The Open Boat
As humans we try find our place in life, our purpose, the reason for our existence. We try to use religion as a driver to guide us through our time on earth, but it makes us wonder what are we doing here or if we really matter. Would anything change if we were suddenly gone? Maybe to our loved ones and the ones close to us, but in the grand scheme of things we are but less than a foot note. In Stephen Crane’s short story “the open boat” crane shows us that nature in itself is completely indifferent to the trials of mankind. The character in the story come face to face with the sheer lack of concern nature has for them as they struggle to survive.
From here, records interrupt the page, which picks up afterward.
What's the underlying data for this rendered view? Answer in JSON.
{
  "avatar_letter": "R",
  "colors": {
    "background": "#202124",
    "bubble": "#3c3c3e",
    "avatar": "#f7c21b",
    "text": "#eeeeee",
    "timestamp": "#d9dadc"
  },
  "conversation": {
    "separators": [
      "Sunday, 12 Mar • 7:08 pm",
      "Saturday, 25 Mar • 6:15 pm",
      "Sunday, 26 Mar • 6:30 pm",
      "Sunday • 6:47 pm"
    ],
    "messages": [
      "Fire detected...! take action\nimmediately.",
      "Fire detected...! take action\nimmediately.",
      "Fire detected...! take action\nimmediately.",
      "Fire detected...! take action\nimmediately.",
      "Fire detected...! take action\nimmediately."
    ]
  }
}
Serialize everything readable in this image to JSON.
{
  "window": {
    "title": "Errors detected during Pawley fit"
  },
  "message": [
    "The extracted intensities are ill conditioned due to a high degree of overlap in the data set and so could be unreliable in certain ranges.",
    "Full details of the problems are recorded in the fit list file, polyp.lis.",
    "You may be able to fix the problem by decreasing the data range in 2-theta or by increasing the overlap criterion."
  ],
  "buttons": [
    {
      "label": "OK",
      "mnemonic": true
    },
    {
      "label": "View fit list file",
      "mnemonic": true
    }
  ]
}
The story opens with four men who have no names but simply their tittles as crew members; The Captain, the oiler, the cook, and the correspondent, who are stranded in a small boat in the ocean. Even from the start crane shows how little nature cares for their tragedy “The birds sat comfortably in groups, and they were envied by some in the dingy, for the wrath of the sea was no more to them than it was to a covey of prairie chickens a thousand miles inland."() Despite their situation, nature; the birds, the sea, it all goes on no matter what might happen to the sailors. The sun continues to rise and fall, a shark even finds no use for them. Throughout the story the men seem to not keep track of their surroundings or where they are on a day to day basis. This feeling that the men are all having causes them to feel separated from nature. The men start to feel angry towards nature and to them it seems that nature has the same feeling towards them. The men think that all odds are against them in their journey to save themselves. "[The waves were] nervously anxious to do something effective in the way of swamping boats."() This action, however, is just nature on a normal basis, not an act of hostility toward the men.
Although the men are teamed up against an angry sea, they still seem to think that their...